What is being asked »
Nothing but a number is needed here; count the lines of the listing that include "AppConfig".

Task input »
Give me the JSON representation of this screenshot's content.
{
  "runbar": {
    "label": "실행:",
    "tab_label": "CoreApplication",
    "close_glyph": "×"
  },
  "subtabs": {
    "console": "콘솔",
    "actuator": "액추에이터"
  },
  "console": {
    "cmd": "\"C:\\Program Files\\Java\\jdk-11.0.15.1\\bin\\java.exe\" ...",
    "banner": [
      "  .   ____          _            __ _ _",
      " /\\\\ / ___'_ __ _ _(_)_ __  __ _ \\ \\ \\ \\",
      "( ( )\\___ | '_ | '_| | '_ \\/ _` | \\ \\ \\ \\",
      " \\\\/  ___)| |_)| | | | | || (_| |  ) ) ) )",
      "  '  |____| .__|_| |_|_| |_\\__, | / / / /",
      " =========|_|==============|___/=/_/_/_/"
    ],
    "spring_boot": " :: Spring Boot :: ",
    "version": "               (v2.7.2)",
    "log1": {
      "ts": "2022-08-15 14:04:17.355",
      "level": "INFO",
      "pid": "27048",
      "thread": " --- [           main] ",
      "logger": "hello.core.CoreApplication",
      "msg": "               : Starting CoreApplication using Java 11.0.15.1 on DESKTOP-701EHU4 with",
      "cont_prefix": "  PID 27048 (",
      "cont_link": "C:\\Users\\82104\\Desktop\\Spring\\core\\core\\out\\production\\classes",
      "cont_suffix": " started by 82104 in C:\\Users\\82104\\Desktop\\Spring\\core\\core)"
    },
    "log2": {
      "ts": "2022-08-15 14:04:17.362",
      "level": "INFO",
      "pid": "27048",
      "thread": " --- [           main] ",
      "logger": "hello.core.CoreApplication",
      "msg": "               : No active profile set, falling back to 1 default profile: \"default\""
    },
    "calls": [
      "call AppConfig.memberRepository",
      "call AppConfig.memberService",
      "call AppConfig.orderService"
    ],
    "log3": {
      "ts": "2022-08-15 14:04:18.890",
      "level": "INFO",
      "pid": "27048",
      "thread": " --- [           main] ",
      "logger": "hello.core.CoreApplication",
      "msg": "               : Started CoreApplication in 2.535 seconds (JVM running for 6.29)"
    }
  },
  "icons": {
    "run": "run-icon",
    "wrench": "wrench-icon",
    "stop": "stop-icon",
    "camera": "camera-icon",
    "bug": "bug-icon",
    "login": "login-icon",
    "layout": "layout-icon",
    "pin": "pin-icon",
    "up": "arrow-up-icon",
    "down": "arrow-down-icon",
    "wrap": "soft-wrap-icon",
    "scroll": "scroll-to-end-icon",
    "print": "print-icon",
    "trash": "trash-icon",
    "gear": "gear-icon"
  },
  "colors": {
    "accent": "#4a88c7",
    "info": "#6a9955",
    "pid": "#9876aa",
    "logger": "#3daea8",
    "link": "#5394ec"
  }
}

Answer section »
3